> _Required action_:
Look through the data below and report how many lines include "wizard". Only the number should be given.

[Dataset entries]
------

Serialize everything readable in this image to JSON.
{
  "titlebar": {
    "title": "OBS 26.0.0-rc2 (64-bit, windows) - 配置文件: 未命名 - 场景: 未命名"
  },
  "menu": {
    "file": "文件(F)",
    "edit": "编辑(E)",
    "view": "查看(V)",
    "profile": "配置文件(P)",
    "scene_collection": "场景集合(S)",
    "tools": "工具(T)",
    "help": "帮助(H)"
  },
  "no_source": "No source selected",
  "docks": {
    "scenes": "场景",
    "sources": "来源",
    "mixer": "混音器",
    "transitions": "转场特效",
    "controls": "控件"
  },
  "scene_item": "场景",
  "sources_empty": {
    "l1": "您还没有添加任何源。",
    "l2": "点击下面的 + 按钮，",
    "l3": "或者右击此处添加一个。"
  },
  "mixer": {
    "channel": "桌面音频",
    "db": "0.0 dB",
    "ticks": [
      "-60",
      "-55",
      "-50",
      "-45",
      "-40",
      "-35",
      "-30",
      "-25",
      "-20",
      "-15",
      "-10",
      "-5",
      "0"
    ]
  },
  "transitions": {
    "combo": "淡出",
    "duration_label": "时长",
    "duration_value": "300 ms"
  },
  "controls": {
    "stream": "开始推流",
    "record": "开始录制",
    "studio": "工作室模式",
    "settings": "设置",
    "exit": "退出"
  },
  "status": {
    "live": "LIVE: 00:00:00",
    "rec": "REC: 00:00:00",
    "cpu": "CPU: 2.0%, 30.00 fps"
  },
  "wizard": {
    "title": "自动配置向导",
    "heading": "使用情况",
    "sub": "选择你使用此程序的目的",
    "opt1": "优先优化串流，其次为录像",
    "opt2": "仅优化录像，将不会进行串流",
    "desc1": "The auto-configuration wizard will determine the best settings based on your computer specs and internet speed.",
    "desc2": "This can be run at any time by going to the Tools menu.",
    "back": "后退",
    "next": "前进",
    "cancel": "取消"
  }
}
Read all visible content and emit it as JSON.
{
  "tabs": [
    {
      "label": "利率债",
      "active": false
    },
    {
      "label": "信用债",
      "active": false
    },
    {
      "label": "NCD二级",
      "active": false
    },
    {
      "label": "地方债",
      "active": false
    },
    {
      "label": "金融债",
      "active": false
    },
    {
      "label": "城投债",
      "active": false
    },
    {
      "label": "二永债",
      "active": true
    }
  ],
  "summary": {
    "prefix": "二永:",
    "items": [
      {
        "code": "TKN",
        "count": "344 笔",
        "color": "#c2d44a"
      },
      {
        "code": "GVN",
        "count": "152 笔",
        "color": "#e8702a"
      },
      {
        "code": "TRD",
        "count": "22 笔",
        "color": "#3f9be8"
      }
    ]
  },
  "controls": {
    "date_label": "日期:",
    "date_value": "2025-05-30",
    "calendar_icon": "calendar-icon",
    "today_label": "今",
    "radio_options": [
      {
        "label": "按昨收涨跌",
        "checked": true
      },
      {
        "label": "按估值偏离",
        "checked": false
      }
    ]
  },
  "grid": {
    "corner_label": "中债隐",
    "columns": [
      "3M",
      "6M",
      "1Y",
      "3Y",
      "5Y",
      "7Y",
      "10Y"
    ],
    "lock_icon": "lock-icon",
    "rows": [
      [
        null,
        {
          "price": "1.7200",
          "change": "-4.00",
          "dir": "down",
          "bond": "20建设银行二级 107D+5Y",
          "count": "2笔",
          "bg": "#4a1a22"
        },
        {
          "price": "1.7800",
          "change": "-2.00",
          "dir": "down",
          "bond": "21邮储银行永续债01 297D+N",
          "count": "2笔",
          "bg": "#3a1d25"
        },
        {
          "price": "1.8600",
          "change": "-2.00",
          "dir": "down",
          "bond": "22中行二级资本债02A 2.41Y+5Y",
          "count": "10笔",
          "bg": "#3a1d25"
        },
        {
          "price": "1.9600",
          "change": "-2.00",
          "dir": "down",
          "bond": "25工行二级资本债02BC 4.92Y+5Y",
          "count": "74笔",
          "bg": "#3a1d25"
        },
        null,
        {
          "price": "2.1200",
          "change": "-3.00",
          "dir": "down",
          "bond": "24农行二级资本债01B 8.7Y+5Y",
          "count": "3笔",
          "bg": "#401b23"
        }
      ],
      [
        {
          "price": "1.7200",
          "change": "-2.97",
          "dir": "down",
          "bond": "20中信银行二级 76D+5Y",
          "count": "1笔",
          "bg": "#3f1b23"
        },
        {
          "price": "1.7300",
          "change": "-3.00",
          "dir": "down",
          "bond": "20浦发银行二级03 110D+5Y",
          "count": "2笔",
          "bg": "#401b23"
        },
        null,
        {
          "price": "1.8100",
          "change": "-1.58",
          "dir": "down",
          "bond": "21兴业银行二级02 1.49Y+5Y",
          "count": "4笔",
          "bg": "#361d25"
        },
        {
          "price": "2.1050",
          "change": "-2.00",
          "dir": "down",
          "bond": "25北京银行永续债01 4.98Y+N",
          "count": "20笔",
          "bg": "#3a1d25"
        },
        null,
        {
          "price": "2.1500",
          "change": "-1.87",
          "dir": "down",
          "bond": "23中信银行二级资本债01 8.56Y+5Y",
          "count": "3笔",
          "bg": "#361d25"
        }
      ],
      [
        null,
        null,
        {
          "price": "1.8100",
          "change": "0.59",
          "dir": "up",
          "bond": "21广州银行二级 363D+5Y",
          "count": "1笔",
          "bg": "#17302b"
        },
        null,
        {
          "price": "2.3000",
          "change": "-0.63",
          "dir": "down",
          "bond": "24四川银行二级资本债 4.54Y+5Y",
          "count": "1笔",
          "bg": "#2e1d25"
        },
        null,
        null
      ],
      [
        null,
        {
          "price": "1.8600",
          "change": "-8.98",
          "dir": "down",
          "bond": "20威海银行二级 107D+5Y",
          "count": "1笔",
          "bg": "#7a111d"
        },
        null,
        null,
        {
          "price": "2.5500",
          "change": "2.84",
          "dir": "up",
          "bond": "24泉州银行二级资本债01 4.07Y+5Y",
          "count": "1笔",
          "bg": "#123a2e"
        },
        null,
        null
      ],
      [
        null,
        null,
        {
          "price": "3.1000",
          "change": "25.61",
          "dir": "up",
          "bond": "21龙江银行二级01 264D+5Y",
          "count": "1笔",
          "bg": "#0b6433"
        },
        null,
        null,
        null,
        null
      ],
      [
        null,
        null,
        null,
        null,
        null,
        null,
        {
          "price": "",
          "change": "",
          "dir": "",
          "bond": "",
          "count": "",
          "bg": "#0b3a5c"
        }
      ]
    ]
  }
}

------

> _Exercise output_:
2